Phillip Pritchard Mohawk
All good things come to an end. The 18 month loan of Hugh’s mandolin reached an inevitable conclusion. Lavish attention restored his battered and worn mandolin to a memory of factory gleam. Even more hours, summer picking under the old oak tree in Hockessin, returned some dirt and dullness to its finish. Time for spa treatment.
Strings into the rubbish bin. Gentle wipe-down with a hot damp slightly soapy cloth, first the body, then the neck. Extra attention to the fret board. Looking a little dry, methinks. Time for Behlen!
When Mohawk sponsored a banner ad in July 2016, they sent me a box of product to try out (actually, I sent a list of stuff I wanted). Included? Their fancy Behlen Fingerboard Oil. Not just a step up from mineral or boiled linseed oil. Far beyond, it turns out. A crisp hard finish. A Zamboni treatment for my fretboard, without the ice.
First I used it on the ’70s Conrad banjo. Then the Framus cello. And now, full circle, we have arrived at Hugh’s mandolin. The product has proven itself. A professional-quality sealer applied on instruments I own, use, and sell.
An Indonesian-made 1990s Hohner guitar and a 1970s Japanese-made Madeira (by Guild) guitar both received this magic elixir. Fan-TAS-tic results. One’s finger’s literally glide along the fingerboard. Moments ago, my newly returned and beloved 1996 Guild D4 fingerboard was refinished. Tomorrow, with D’Addario Bluegrass Mediums carefully wound, we’ll be flat-picking a lively homecoming!
Luthiers discuss the best treatment to an instruments’ fingerboard with cantankerous zeal. Only among cat food debates will you find more acrimonious opinions. There are generally two old-school options: mineral oil and boiled linseed oil (“BLO”). Almond oil is another, which I classify similar to BLO.
Turning to National Finishes Expert Phillip Pritchard, I ask, “What makes Behlen’s product so good?” Our Fingerboard Oil contains a resin binder that hardens in the wood to give a more permanent finish than a non-curing mineral oil or boiled linseed oil alone. Our product applies and looks like an oil finish but has a crisper feel and doesn’t require the maintenance of a non-drying oil. “What is its base?

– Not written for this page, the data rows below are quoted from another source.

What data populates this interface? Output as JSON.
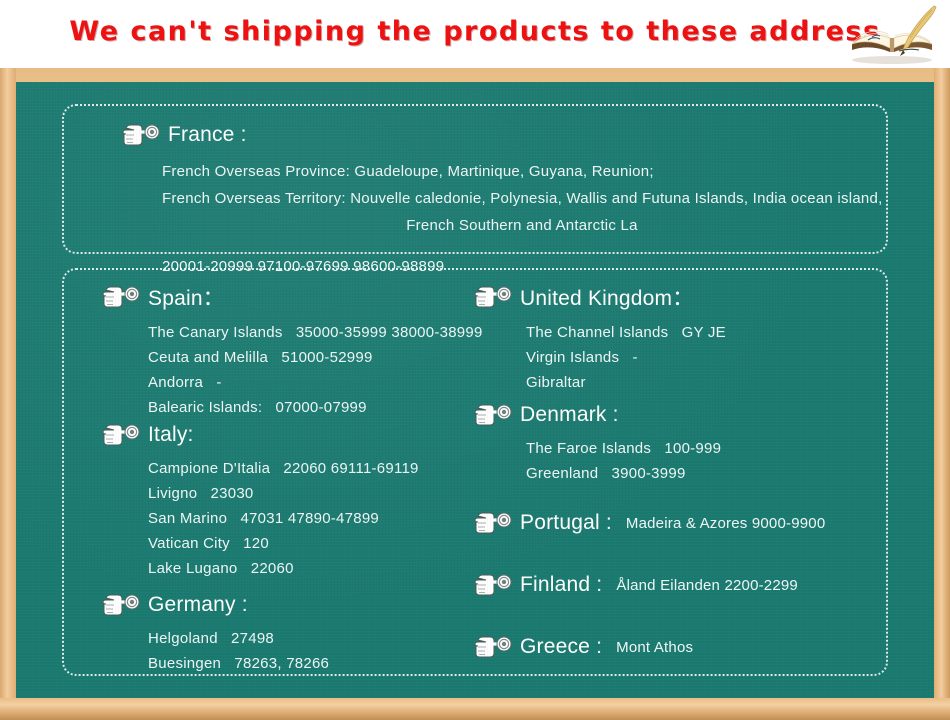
{
  "header": {
    "title": "We can't shipping the products to these address",
    "title_color": "#ee1111",
    "book_icon": "open-book-with-quill-icon"
  },
  "board": {
    "background_color": "#1b7a70",
    "frame_color": "#e8bc84",
    "text_color": "#ffffff",
    "pointer_icon": "pointing-hand-icon"
  },
  "panels": {
    "france": {
      "title": "France :",
      "lines": [
        "French Overseas Province: Guadeloupe, Martinique, Guyana, Reunion;",
        "French Overseas Territory: Nouvelle caledonie, Polynesia, Wallis and Futuna Islands, India ocean island,",
        "French Southern and Antarctic La"
      ],
      "zip_line": "20001-20999 97100-97699 98600-98899"
    },
    "left_column": [
      {
        "title": "Spain：",
        "lines": [
          "The Canary Islands   35000-35999 38000-38999",
          "Ceuta and Melilla   51000-52999",
          "Andorra   -",
          "Balearic Islands:   07000-07999"
        ]
      },
      {
        "title": "Italy:",
        "lines": [
          "Campione D'Italia   22060 69111-69119",
          "Livigno   23030",
          "San Marino   47031 47890-47899",
          "Vatican City   120",
          "Lake Lugano   22060"
        ]
      },
      {
        "title": "Germany :",
        "lines": [
          "Helgoland   27498",
          "Buesingen   78263, 78266"
        ]
      }
    ],
    "right_column": [
      {
        "title": "United Kingdom：",
        "lines": [
          "The Channel Islands   GY JE",
          "Virgin Islands   -",
          "Gibraltar"
        ]
      },
      {
        "title": "Denmark :",
        "lines": [
          "The Faroe Islands   100-999",
          "Greenland   3900-3999"
        ]
      },
      {
        "title": "Portugal :",
        "inline": "Madeira & Azores   9000-9900",
        "lines": []
      },
      {
        "title": "Finland  :",
        "inline": "Åland Eilanden   2200-2299",
        "lines": []
      },
      {
        "title": "Greece :",
        "inline": "Mont Athos",
        "lines": []
      }
    ]
  }
}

How does it smell to you?” It contains mineral spirits and has an oily hydrocarbon smell.
Fast curing, crisp finish. Odor? Not really. –editor
EVERY FEBRUARY, PETE CLOSES his tailor shop and heads to Greece. Every year he says, “I’ve got to get you my bouzouki, Jim. It needs your attention.” The strings buzz at its 8th fret and up from worn frets. But he never actually gives me his instrument. Until this year.
He opens the case and again explains what he wants, repeating those three magic words every luthier wants to hear, “Whatever you think is best.” Doesn’t he know my favorite Oscar Wilde quote? Experience is simply the name we give our mistakes.
“Pete, what about this big crack on top?” Pete had never noticed a clean 6″ crack through its white spruce top. It gets worse. A second top rack. The 12″ separation among its sfendamos side ribs plus a 6″ opening further toward the back. A casualty of a major συμπόσιον; someone must have gotten pretty well knocked on their head with Pete’s bouzouki!
Big jobs are nothing but a collection of small jobs. But after all that gluing and sanding, it’s clear Pete’s bouzouki will want its top refinished. Lacking a spray booth and years of experience, I turn to a name luthiers have trusted for decades. Behlen. I ordered their spray lacquer, prepared the top, and before you know it, I have Pete’s bouzouki on its way to looking like it came out of the Borgada Spa!
A few holes in my knowledge base are quickly plugged. Phillip Pritchard, Mohawk Finishing Products Technical Service Representative, has just returned my call. With his gentle North Carolina accent, he seems respectful even of the nitrocellulose lacquer of which we speak. Phillip’s insights into scuffing, sanding, buffing, polishing, the “Cut & Rub”, are so comprehensive, we link to his reply email.
American Toolbox has restored several instrument, notably Hugh’s Collings mandolin & Santa Cruz guitar, several Guild guitars, a few others. Pete’s bouzouki has been more complicated. Not as hard as Steve Field’s Joh. Bapt. Schweitzer 1813 violin, but major enough. Thanks, Behlen! You made me look like a pro!
Special thanks to Jayne Henderson for her advice and guidance.